Proposed Legislation

The proposed amendment of the Act will  grant compulsory license in respect of publication of any copyrighted works not covered by the exception under section  52 (1) (zb).

The Bill also proposes a board that would establish the credentials of the applicant and satisfy itself that the application has been made in good faith. This compromises the anonymity that most individuals enjoy when a disabled person tries to access a digital library.


We recommend that the proposed Bill limits the authentication process a disabled person must go through when accessing digital libraries, etc, and the extent to which records are to be kept of transaction  This will serve to protect the anonymity and privacy of disabled persons.

What is On the horizon?

As copyright and IP is a constantly evolving issue, countries are consistently amending and changing their laws.
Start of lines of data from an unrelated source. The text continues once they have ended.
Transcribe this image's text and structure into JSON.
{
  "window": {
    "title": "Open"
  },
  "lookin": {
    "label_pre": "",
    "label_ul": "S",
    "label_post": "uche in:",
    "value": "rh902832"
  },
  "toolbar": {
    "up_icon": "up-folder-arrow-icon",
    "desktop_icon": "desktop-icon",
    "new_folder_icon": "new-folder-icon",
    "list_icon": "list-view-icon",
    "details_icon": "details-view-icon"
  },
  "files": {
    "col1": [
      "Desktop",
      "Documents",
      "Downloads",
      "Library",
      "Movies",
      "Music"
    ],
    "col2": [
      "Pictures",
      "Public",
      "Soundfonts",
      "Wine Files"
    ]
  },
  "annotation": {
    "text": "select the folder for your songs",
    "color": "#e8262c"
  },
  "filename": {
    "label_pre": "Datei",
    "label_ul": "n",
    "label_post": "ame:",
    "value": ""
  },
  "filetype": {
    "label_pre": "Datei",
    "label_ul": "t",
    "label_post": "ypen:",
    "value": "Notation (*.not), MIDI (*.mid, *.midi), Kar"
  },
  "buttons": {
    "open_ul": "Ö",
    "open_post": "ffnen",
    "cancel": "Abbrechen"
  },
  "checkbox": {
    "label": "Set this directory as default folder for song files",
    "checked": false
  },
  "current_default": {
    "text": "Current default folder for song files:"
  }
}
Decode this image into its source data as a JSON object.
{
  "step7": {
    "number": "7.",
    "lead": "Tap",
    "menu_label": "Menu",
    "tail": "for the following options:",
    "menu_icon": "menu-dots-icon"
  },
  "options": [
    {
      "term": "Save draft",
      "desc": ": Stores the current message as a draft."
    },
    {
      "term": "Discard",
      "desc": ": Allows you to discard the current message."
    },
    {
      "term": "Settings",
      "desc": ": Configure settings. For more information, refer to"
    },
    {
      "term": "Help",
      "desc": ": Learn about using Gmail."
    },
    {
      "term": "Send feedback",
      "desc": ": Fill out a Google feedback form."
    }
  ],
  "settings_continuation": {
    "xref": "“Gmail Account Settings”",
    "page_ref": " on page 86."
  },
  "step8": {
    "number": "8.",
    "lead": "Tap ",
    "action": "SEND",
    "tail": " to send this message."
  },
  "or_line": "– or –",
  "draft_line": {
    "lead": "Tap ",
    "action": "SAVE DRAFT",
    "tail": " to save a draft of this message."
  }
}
With the flow of peoples across borders increasing, Indians will be affected by different international policies that could pose to infringe upon their privacy, for example, cross border checks or three strike regimes.  

Examples of Proposed Legislation: The Anti- Counterfeiting Trade Agreement

ACTA is a proposed legislation with the objective to combat counterfeiting and piracy. Partners in the negotiations include the United States, Australia, Canada, the European Union, Japan, Mexico, Morocco, New Zealand, Singapore, South Korea and Switzerland. The treaty will oblige each Contracting Party to adopt, in accordance with its legal system, the measures necessary to ensure the application of the treaty. Though ACTA has not been enacted, many worry that ACTA would facilitate privacy violations by trademark and copyright holders against private citizens suspected of infringement activities without any sort of legal due process. The Act would allow for random searches of laptops, MP3 players, and cellular phones for illegally downloaded or ripped music and movies. 


We find that copyright infringement does not appear to justify a three strike regime or cross border searches.  ACTA and other international treaties raise the question that if India became compliant with certain international standards, the standards would be too stringent without safeguards, and pose as a risk to a person’s privacy.